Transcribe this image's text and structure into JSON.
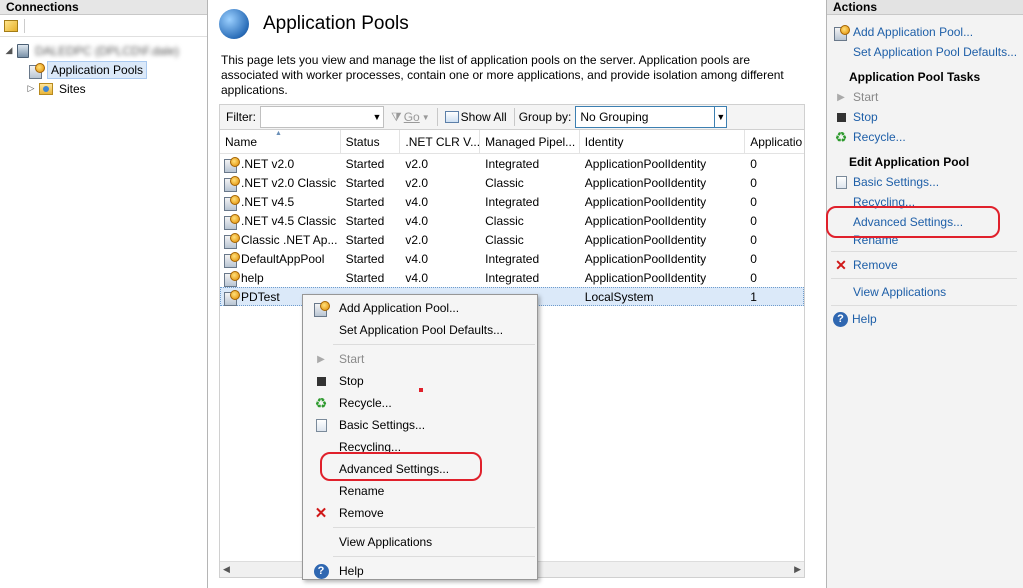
{
  "connections": {
    "header": "Connections",
    "tree": {
      "server_label": "DALEDPC (DPLCD\\F.dale)",
      "items": [
        {
          "label": "Application Pools",
          "selected": true
        },
        {
          "label": "Sites",
          "selected": false
        }
      ]
    }
  },
  "main": {
    "title": "Application Pools",
    "description": "This page lets you view and manage the list of application pools on the server. Application pools are associated with worker processes, contain one or more applications, and provide isolation among different applications.",
    "filter": {
      "filter_label": "Filter:",
      "filter_value": "",
      "go_label": "Go",
      "show_all_label": "Show All",
      "group_by_label": "Group by:",
      "group_by_value": "No Grouping"
    },
    "grid": {
      "columns": [
        "Name",
        "Status",
        ".NET CLR V...",
        "Managed Pipel...",
        "Identity",
        "Applicatio"
      ],
      "rows": [
        {
          "name": ".NET v2.0",
          "status": "Started",
          "clr": "v2.0",
          "pipeline": "Integrated",
          "identity": "ApplicationPoolIdentity",
          "apps": "0"
        },
        {
          "name": ".NET v2.0 Classic",
          "status": "Started",
          "clr": "v2.0",
          "pipeline": "Classic",
          "identity": "ApplicationPoolIdentity",
          "apps": "0"
        },
        {
          "name": ".NET v4.5",
          "status": "Started",
          "clr": "v4.0",
          "pipeline": "Integrated",
          "identity": "ApplicationPoolIdentity",
          "apps": "0"
        },
        {
          "name": ".NET v4.5 Classic",
          "status": "Started",
          "clr": "v4.0",
          "pipeline": "Classic",
          "identity": "ApplicationPoolIdentity",
          "apps": "0"
        },
        {
          "name": "Classic .NET Ap...",
          "status": "Started",
          "clr": "v2.0",
          "pipeline": "Classic",
          "identity": "ApplicationPoolIdentity",
          "apps": "0"
        },
        {
          "name": "DefaultAppPool",
          "status": "Started",
          "clr": "v4.0",
          "pipeline": "Integrated",
          "identity": "ApplicationPoolIdentity",
          "apps": "0"
        },
        {
          "name": "help",
          "status": "Started",
          "clr": "v4.0",
          "pipeline": "Integrated",
          "identity": "ApplicationPoolIdentity",
          "apps": "0"
        },
        {
          "name": "PDTest",
          "status": "",
          "clr": "",
          "pipeline": "",
          "identity": "LocalSystem",
          "apps": "1",
          "selected": true
        }
      ]
    }
  },
  "context_menu": {
    "items": [
      {
        "label": "Add Application Pool...",
        "icon": "add-pool-icon",
        "enabled": true
      },
      {
        "label": "Set Application Pool Defaults...",
        "icon": "",
        "enabled": true
      },
      {
        "separator": true
      },
      {
        "label": "Start",
        "icon": "play-icon",
        "enabled": false
      },
      {
        "label": "Stop",
        "icon": "stop-icon",
        "enabled": true
      },
      {
        "label": "Recycle...",
        "icon": "recycle-icon",
        "enabled": true
      },
      {
        "label": "Basic Settings...",
        "icon": "settings-page-icon",
        "enabled": true
      },
      {
        "label": "Recycling...",
        "icon": "",
        "enabled": true
      },
      {
        "label": "Advanced Settings...",
        "icon": "",
        "enabled": true,
        "highlighted": true
      },
      {
        "label": "Rename",
        "icon": "",
        "enabled": true
      },
      {
        "label": "Remove",
        "icon": "remove-x-icon",
        "enabled": true
      },
      {
        "separator": true
      },
      {
        "label": "View Applications",
        "icon": "",
        "enabled": true
      },
      {
        "separator": true
      },
      {
        "label": "Help",
        "icon": "help-icon",
        "enabled": true
      }
    ]
  },
  "actions": {
    "header": "Actions",
    "top_links": [
      "Add Application Pool...",
      "Set Application Pool Defaults..."
    ],
    "tasks_heading": "Application Pool Tasks",
    "tasks": [
      {
        "label": "Start",
        "icon": "play-icon",
        "enabled": false
      },
      {
        "label": "Stop",
        "icon": "stop-icon",
        "enabled": true
      },
      {
        "label": "Recycle...",
        "icon": "recycle-icon",
        "enabled": true
      }
    ],
    "edit_heading": "Edit Application Pool",
    "edit_items": [
      {
        "label": "Basic Settings...",
        "icon": "settings-page-icon"
      },
      {
        "label": "Recycling...",
        "icon": ""
      },
      {
        "label": "Advanced Settings...",
        "icon": "",
        "highlighted": true
      },
      {
        "label": "Rename",
        "icon": ""
      }
    ],
    "remove_label": "Remove",
    "view_apps_label": "View Applications",
    "help_label": "Help"
  },
  "colors": {
    "link": "#1e5fa8",
    "annotation": "#e0202b",
    "selection": "#dbe9f9"
  }
}
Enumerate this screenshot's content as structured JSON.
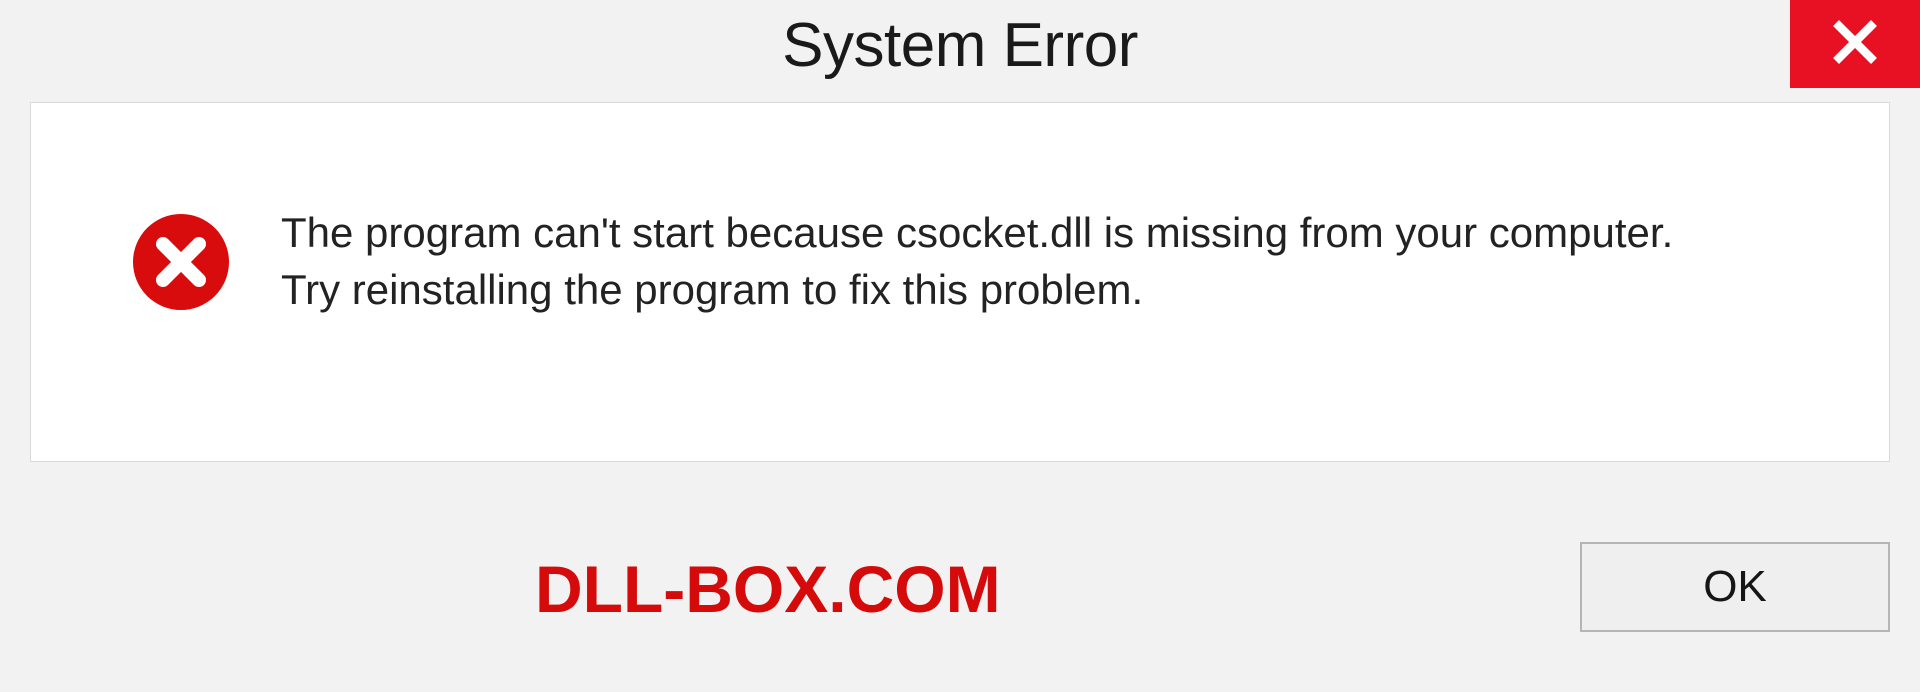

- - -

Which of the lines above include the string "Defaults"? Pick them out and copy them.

§ **Answer for this exercise**
        "label": "Set Application Pool Defaults...",
      "Set Application Pool Defaults..."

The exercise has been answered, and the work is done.